16P Junior

 

80022

 

Growing

 

16

 

6

 

14

 

6

 

8.4

 

5.7

 

9.6

 

18.0

 

Patriot

Performance

14P

 

80021

 

Adult

 

 

14

 

 

6

 

20

 

6

 

8.6

 

5.5

 

12.8

 

21.4

Patriot

Senior

80029

Senior

14

7

20

6

7.6

7.0

7.2

14.8

Supplements

 

 

 

 

 

 

 

 

 

 

MOORGLO®

11083

Premium Energy

 

14

 

18

 

14

 

1-2

 

8.7

 

6.3

 

8.7

 

17.4

HEALTHY GLOTM

Nuggets

 

81064

Premium Energy

 

14

 

20

 

8

 

1

 

7.8

 

6.5

 

15.9

 

23.7

HEALTHY GLOTM

Meal

 

81086

Premium Energy

 

14

 

25

 

8

 

0.75

 

8.1

 

5.6

 

12.6

 

20.7

StaySTRONGTM

80935

Vit/Min/

Digestive

10

2

20

1

4.5

2.3

7.2

11.7

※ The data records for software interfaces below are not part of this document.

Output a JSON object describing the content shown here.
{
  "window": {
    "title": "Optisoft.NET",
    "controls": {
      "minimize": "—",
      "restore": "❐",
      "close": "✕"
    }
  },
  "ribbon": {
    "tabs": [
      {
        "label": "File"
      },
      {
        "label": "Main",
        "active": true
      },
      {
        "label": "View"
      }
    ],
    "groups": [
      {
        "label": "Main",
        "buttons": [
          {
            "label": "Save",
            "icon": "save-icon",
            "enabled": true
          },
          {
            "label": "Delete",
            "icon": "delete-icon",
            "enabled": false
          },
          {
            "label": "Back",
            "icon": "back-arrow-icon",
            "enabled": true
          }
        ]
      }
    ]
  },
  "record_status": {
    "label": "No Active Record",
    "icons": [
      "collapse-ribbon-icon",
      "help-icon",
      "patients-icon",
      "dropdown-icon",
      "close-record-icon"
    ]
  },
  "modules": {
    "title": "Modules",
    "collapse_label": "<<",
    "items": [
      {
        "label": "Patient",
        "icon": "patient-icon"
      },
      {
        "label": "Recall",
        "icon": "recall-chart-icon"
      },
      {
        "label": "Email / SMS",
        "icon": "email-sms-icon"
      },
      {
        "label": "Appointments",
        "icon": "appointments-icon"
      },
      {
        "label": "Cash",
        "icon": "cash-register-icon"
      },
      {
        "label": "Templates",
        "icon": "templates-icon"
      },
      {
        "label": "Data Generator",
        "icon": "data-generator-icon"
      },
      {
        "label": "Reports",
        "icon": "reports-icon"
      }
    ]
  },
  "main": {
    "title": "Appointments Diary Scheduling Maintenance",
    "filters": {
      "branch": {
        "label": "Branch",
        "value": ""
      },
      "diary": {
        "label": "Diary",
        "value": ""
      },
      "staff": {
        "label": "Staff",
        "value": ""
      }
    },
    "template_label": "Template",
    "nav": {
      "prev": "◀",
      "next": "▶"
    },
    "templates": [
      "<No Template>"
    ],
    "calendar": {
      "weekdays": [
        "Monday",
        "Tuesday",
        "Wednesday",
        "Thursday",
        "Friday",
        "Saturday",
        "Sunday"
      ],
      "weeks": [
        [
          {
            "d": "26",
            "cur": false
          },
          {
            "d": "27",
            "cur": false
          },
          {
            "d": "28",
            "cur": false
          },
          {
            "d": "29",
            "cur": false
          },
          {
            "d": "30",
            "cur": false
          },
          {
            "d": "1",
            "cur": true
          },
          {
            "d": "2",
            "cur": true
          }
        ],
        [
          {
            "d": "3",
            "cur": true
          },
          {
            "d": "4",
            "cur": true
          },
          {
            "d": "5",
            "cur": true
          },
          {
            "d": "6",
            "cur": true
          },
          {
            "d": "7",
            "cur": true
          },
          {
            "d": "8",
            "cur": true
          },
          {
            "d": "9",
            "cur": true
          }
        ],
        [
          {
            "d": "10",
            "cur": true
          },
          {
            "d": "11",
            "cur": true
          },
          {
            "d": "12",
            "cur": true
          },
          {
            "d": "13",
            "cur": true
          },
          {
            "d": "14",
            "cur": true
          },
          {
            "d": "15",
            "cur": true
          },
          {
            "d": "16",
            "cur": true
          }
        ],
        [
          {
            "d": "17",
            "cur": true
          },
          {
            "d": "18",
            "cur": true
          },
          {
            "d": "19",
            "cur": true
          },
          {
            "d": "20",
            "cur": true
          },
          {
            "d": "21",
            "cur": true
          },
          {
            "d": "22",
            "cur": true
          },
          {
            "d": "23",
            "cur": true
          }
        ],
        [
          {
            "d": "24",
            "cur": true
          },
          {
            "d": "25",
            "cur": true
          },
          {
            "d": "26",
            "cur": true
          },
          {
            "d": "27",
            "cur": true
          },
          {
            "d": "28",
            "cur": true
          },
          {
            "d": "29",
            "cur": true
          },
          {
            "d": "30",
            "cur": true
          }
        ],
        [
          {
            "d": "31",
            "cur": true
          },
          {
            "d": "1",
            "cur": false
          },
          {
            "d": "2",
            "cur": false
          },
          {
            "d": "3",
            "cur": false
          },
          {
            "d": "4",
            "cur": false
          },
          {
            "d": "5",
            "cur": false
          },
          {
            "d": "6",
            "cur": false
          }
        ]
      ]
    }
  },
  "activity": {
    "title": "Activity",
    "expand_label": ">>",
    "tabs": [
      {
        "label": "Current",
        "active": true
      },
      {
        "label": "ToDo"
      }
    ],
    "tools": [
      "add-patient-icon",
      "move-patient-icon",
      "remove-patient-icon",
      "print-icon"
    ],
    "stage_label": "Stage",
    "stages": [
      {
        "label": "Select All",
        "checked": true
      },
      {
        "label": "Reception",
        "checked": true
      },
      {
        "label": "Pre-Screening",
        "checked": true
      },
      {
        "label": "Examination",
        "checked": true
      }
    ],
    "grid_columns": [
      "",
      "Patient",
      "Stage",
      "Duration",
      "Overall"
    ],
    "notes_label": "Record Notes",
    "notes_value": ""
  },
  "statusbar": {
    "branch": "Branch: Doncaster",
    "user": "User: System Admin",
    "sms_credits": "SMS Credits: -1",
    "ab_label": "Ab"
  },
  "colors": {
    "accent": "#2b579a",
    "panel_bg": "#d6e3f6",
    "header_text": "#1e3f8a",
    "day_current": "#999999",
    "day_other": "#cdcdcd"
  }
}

Analysis determined by Equi-Analytical Laboratories, Ithaca, NY, reported on as-fed basis.   Water Soluble Carbohydrates (WSC), Ethanol Soluble Carbohydrates (ESC), Non-Structural Carbohydrates (NSC)=Starch + WSC.   Horse with metabolic disorders like Equine Metabolic Syndrome, Cushings, Tying-up disease (EPSM, PSSM,RER) and to prevent Developmental Orthopedic Diseases (DOD) need to have feeds and forages with low Starch + ESC values.  Also forages with high NSC Values (fructans) are more likely to cause laminitis.  

 

 

 

 

 

ADM Alliance Nutrition, Inc. , a wholly owned subsidiary of the Archer Daniels Midland Company